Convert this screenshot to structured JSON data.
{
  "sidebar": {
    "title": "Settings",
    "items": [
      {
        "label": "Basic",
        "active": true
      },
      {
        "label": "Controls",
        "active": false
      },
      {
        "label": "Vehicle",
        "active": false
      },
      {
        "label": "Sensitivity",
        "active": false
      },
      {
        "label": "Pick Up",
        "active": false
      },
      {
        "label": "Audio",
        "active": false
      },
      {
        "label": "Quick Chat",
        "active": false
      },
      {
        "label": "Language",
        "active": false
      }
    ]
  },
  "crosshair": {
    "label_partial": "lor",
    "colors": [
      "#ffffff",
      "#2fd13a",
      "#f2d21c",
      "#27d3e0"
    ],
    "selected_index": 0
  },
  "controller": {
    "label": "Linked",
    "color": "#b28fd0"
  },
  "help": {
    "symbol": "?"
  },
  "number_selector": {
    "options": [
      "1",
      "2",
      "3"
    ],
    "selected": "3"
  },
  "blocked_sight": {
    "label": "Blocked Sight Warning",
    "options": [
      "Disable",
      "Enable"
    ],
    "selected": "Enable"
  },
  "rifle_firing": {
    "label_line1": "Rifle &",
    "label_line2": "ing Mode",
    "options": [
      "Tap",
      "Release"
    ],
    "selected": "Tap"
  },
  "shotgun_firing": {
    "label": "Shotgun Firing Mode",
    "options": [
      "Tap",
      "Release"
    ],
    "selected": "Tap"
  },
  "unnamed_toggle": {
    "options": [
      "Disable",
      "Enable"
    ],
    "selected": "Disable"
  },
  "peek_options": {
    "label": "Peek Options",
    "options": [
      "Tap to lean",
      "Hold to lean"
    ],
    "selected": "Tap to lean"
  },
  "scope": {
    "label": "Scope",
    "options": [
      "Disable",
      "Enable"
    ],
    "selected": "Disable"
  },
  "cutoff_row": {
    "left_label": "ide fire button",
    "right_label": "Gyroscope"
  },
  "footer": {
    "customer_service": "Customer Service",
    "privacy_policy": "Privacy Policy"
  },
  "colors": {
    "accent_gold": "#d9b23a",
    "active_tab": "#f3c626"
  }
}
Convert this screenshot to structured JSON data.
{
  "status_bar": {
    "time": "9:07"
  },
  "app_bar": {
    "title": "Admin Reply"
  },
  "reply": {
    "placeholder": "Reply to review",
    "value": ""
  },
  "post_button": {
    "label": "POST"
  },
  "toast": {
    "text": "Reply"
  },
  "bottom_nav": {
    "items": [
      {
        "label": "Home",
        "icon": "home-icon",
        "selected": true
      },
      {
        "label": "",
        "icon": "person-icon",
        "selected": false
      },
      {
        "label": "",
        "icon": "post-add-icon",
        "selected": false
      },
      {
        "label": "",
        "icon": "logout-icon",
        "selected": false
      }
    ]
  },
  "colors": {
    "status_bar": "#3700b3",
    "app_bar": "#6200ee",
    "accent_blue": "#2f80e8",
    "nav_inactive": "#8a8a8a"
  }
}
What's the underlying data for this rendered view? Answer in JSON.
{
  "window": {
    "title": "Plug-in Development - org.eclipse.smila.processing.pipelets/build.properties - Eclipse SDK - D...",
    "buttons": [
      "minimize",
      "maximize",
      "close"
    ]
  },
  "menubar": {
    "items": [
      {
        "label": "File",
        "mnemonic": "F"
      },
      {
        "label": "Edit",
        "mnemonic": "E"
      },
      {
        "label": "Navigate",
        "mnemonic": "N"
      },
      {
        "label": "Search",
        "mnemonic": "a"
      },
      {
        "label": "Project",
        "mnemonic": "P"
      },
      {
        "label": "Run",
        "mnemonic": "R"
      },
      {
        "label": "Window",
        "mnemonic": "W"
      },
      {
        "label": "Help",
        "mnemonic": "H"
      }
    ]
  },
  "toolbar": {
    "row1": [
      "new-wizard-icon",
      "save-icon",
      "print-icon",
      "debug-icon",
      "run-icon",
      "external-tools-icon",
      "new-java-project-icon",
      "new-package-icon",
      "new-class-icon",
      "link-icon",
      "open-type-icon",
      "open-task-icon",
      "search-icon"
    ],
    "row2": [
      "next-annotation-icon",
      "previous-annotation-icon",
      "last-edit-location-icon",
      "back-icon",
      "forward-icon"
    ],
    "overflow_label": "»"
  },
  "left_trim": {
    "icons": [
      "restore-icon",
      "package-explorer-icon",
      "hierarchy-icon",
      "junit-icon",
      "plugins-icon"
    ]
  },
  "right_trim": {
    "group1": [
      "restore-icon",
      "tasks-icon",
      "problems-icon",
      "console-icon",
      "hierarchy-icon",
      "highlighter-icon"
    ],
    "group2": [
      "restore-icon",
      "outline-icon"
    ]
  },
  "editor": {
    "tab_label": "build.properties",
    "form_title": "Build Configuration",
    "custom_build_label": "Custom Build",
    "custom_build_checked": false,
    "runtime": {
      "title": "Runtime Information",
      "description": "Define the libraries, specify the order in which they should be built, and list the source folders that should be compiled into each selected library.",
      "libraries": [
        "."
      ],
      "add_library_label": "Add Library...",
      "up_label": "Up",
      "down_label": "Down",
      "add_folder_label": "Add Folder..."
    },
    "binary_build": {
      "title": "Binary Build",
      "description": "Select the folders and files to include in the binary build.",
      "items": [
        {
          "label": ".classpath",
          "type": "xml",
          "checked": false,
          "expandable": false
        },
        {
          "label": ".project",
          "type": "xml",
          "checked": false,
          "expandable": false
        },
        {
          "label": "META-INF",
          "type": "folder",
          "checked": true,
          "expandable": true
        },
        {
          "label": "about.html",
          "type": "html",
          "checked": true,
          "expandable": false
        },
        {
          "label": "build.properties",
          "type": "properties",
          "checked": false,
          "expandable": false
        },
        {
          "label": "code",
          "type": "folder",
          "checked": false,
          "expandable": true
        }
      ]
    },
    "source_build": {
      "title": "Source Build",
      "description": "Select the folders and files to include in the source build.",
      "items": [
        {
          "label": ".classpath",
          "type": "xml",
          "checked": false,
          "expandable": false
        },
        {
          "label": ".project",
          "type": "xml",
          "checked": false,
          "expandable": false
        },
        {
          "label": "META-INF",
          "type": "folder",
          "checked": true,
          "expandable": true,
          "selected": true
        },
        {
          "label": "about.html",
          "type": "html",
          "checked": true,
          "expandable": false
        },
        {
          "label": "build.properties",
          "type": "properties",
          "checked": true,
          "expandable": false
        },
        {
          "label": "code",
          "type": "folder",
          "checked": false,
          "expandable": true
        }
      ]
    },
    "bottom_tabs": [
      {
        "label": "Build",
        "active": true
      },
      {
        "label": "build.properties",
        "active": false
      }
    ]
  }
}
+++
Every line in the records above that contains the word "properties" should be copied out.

TASK OUTPUT:
    "title": "Plug-in Development - org.eclipse.smila.processing.pipelets/build.properties - Eclipse SDK - D...",
    "tab_label": "build.properties",
          "label": "build.properties",
          "type": "properties",
          "label": "build.properties",
          "type": "properties",
        "label": "build.properties",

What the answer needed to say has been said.